Your goal
Where does the string "true" occur in the records? Copy each line that holds it.

Extracted entries
>>>
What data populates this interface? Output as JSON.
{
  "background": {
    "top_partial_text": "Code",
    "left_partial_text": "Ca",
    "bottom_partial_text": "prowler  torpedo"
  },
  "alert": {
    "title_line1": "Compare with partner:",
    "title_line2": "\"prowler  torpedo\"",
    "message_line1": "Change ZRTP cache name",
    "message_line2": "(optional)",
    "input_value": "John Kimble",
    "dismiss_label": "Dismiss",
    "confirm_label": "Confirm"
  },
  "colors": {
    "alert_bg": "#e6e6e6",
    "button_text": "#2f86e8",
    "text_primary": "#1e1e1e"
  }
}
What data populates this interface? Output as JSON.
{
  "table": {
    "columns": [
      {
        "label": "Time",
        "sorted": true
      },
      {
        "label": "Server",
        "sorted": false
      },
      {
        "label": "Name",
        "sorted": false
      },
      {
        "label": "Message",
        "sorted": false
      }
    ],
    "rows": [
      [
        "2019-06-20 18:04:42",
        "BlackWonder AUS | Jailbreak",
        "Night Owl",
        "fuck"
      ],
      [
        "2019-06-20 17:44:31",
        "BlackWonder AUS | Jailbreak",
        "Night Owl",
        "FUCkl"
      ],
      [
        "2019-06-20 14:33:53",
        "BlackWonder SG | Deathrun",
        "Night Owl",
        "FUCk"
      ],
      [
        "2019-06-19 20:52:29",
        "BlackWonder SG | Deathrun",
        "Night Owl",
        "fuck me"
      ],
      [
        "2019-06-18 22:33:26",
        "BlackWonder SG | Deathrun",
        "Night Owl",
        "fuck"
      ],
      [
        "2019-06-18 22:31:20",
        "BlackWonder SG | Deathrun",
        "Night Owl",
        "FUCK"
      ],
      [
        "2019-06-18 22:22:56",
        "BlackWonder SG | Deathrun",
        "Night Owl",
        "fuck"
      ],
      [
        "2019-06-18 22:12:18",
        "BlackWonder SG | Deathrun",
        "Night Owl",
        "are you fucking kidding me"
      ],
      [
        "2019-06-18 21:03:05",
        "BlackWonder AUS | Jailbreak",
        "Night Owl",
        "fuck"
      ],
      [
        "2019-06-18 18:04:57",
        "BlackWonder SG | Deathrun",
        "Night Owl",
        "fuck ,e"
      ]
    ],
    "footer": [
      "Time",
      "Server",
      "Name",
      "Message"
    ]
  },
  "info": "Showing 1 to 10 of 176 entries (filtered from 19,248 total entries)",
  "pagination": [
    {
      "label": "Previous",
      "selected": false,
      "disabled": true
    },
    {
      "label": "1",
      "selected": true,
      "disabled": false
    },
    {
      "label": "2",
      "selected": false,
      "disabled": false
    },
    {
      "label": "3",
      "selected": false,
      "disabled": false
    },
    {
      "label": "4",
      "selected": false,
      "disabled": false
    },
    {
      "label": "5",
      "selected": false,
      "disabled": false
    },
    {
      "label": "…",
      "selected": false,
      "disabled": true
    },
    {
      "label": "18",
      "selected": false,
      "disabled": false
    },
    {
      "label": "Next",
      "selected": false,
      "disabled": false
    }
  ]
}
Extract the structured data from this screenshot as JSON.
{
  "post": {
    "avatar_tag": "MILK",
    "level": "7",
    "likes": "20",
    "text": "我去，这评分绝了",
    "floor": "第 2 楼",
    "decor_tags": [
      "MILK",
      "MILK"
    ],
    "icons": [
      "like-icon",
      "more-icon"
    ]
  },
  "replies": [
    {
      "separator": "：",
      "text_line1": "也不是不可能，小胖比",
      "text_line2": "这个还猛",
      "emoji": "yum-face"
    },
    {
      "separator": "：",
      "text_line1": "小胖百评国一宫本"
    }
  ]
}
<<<
Answer to the exercise
        "sorted": true
      "disabled": true
      "selected": true,
      "disabled": true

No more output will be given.